This carved wooden wayang klitik (or wayang Karucil)puppet is decorated in polychrome and gilt and has a leather arm attached to the rest of the wooden body by means of a brass tack. The arm can be moved by means of a wooden rod.
The puppet appears to be of an Arab merchant – most probably a Hadrami merchant with ancestral roots in the Arabian peninsula. Such merchants were based in central Java and often were involved in the textile trade, running stalls and the like in central Java’s pasar klewars (textile markets).
The figure wears a central Javanese cloth cap; a pleated, batik waist cloth; and colonial Dutch-style black jacket that is buttoned up. He has a dark beard and moustache, and carried a walking cane.
The figure most probably is from one of the Babad stories.

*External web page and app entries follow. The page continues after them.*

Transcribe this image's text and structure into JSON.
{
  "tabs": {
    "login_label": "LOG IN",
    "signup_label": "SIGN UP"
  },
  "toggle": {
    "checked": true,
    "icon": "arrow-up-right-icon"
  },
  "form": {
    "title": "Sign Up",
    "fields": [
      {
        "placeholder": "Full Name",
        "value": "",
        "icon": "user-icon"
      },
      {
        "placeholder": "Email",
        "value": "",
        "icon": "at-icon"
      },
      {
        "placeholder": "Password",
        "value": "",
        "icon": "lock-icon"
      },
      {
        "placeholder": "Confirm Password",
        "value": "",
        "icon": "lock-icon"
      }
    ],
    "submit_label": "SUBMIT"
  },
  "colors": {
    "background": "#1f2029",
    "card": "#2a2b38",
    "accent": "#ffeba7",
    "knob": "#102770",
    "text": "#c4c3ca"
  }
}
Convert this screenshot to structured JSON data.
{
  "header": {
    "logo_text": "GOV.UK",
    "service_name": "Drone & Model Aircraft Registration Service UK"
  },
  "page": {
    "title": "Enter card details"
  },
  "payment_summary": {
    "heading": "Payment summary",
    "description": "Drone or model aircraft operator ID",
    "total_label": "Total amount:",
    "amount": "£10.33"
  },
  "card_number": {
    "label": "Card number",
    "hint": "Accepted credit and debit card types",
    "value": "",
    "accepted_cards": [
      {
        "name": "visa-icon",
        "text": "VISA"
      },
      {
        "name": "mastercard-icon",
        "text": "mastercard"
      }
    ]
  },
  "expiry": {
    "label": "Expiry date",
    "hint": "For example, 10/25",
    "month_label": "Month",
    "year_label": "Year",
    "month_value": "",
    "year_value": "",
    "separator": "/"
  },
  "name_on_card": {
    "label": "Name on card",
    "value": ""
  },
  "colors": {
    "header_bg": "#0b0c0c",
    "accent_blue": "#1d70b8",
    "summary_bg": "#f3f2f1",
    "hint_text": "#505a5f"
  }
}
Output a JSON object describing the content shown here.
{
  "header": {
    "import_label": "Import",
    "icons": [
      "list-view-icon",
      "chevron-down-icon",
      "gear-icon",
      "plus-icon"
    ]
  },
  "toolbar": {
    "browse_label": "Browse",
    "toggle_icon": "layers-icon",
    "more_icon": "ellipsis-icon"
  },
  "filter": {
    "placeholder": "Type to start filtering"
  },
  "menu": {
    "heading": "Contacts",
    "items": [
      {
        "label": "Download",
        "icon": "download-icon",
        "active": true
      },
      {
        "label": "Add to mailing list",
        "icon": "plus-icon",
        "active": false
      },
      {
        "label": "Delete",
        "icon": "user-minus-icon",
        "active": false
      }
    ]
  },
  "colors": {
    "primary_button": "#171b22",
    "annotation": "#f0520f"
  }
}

The age of this item is difficult to tell. The puppet probably dates to around 1900. It was acquired in the UK and most probably has been in the UK for many decades. Wayang klitik, like their all-leather counterparts wayang kulit, were used as shadow puppets. But being made of wood, they tended to be noisy during battle scenes as the puppets clashed and banged together. Hence, their name – ‘klitik‘ – is onomotopaeic and is based on the ‘klitik-klitik’ sound they make as they are knocked together when being worked by the puppet master (dalang).